The PSC had granted initial approval for these projects and three others in April, though the larger projects needed separate approval due to the size of their generating capacity. Now that all six projects have the final approval of the PSC, Alliant Energy says it’s moving ahead with the projects in Richland, Rock and Wood counties.
In total, the six approved projects will have capacity for 675 megawatts of solar, and the combined total cost for the projects is estimated at $887 million, a release from the PSC shows.
The company has also proposed six other solar energy projects in the state that are still going through the PSC’s review process. If all are approved and built, these 12 projects together will add around 1,100 megawatts of solar energy to Wisconsin’s energy grid. That’s enough to power around 300,000 homes, according to a release.
“It’s a historic day as we move from planning and preparing to constructing our large-scale solar projects,” said David de Leon, president of the Wisconsin Power and Light Company, which is Alliant Energy’s subsidiary in the state. “It’s a smart investment and creates a long-term, sustainable path for cleaner energy that supports our purpose-driven strategy of supporting customers and building strong communities.”
According to the U.S. Energy Information Administration, Wisconsin’s solar resources contributed about 4 percent of the state’s renewable net generation in 2020. About 60 percent of the solar power in the state was generated by small-scale solar facilities with less than one megawatt of capacity.

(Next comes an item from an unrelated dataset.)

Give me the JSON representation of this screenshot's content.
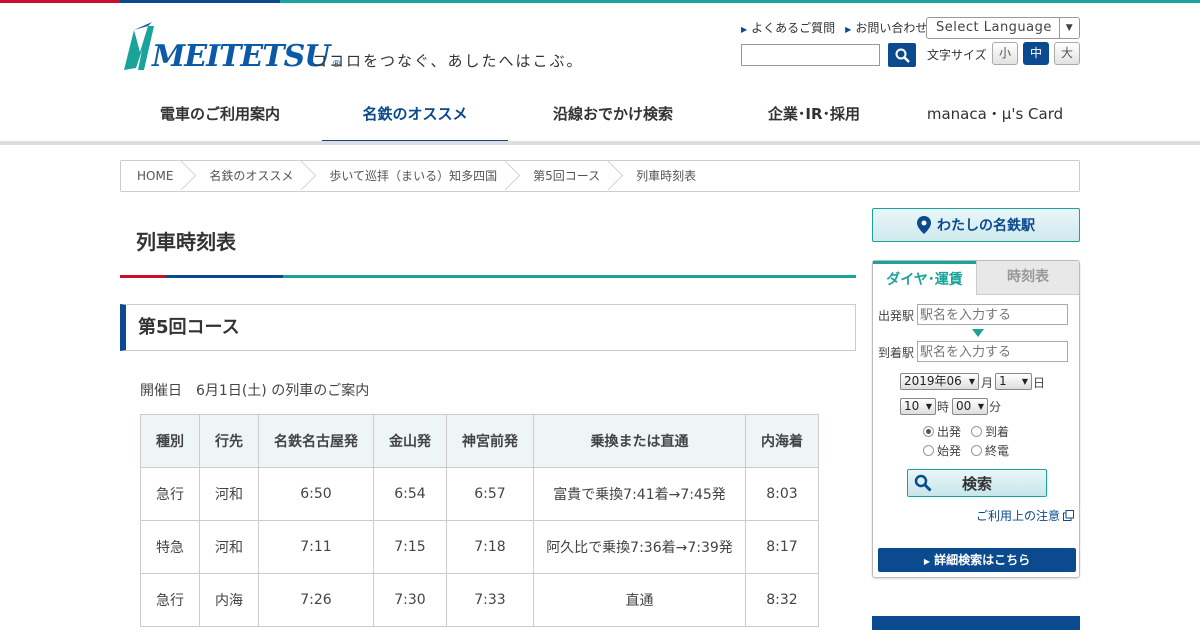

As of February 2021, the state had 25 utility-scale solar facilities with a combined capacity of 204 megawatts. That’s five times more than in February 2020. The EIA estimates the state will add 730 megawatts of additional solar capacity by the end of 2023.
Alliant says it’s contracting with Kansas City-based Burns & McDonnell for the three sites on which construction is beginning this summer.
The Bear Creek project in Richland County will have 50 megawatts of generating capacity and is expected to be completed by late 2022, the release shows. The North Rock project in Rock County is the same size and construction is projected to wrap up by summer 2023. Construction on the 150-megawatt Wood County Project is also expected to finish by late next year.
Construction on two of the other projects in Sheboygan and Jefferson counties will begin this fall, the release shows. And the final project in Grant County will begin construction in spring 2022.
See more on the state’s energy profile: http://www.eia.gov/state/analysis.php?sid=WI